Is Literary Criticism Even Important?
When I type “critical thinking” into my browser’s search window, the first definition that pops back is “the objective analysis and evaluation of an issue in order to form a judgment.” The word critical comes from the Latin criticus and the Greek kritikos, to judge or decide. When we are critical of something we assess it, weighing its merits and faults.
Should I buy this pair of shoes? Do I like them? How much do they cost? Are they comfortable? Do they match anything in my wardrobe?
Which job should I take? The one that satisfies me intellectually, or that which offers a larger salary? The one nearer my family, or the one that lets me travel the world? Which is more important to me, and why?
Is this the person I should marry? Do I find him attractive? What about his character? Is he honest? Kind? Wise? What kind of life could I make with him?
We make value judgments all the time, with consequences that run the spectrum from grave to trivial. But when it comes to words, what people and books and movies are telling us, do we listen with critical ears?
What is this author (screenwriter, advertiser, politician) saying, and why is he saying it?
What can I infer about the political/spiritual/intellectual agenda behind these words?
Does this agree with my perspective or challenge it? Does it make a good point, requiring me to rethink my position? Or is it a fallacious argument? How do I know for sure?
Cheryl Strayed’s popular book and movie chronicles her 1,100-mile solo hike along the Pacific Crest Trail. Devastated by the untimely death of her mother, and having reached a crisis point following years of self-destructive behavior culminating in a divorce, she undertakes this journey to seek spiritual enlightenment and a new sense of direction and purpose to her life.
Strayed writes beautifully, and her sense of wonder and hopefulness pervade both her memoir and non-fiction work. But the ultimate conclusion to Wild, which she narrates as she crosses the Oregon-Washington Bridge of the Gods near the end of her hike, makes me sad, and concerned about what other lost people might take away from the story.

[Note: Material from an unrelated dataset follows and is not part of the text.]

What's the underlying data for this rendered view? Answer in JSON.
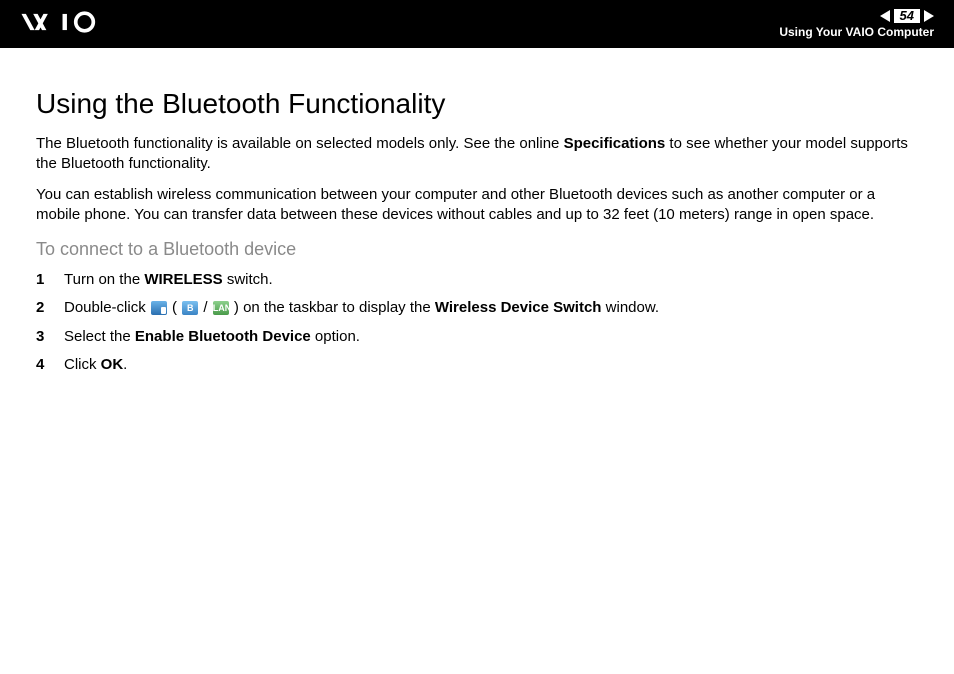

Strayed concludes that her years of drug abuse and sexual libertarianism were ultimately good for her, and necessary to bring her where she is today.
This smacks of several popular, pseudo-spiritual myths:
All roads lead to God. (“God” meaning “self-actualization.”)
There is no greater purpose to life than becoming oneself.
The pursuit of my own happiness is a moral imperative.
Permission was granted for us to shoot heroine, sleep around, lie and cheat and do whatever else we feel necessary for our own journey toward self-understanding, with no comment on the consequences of those choices.
What happened to the child with which Strayed found herself pregnant? What about the diseases that accompany drug needles and profligate sex? What of the physical, psychological, and emotional damage done to people and relationships?
What Are They Trying to Sell Me?
Everyone wants to sell us something. A product, an idea, a philosophy—we all have our agendas and we encounter others’ agendas all day long. Sometimes the outcome is innocuous: should I succumb to the lure of Peet’s or Starbucks? Other times it has eternal consequences: is Jesus or Allah or Shiva most likely to get me into heaven when I die?
But if we don’t pay attention to what we’re being sold, we’ll end up buying a lot of things we never wanted and that aren’t any good for us. We’ll make our decisions based on what feels nice at the moment, rather than what makes sense for the long haul. We’ll get led into a lot of places we never realized were the ultimate destinations of paths we didn’t even know we were on.
They say the road to hell is paved with good intentions.
More likely, it’s paved with unchallenged agendas.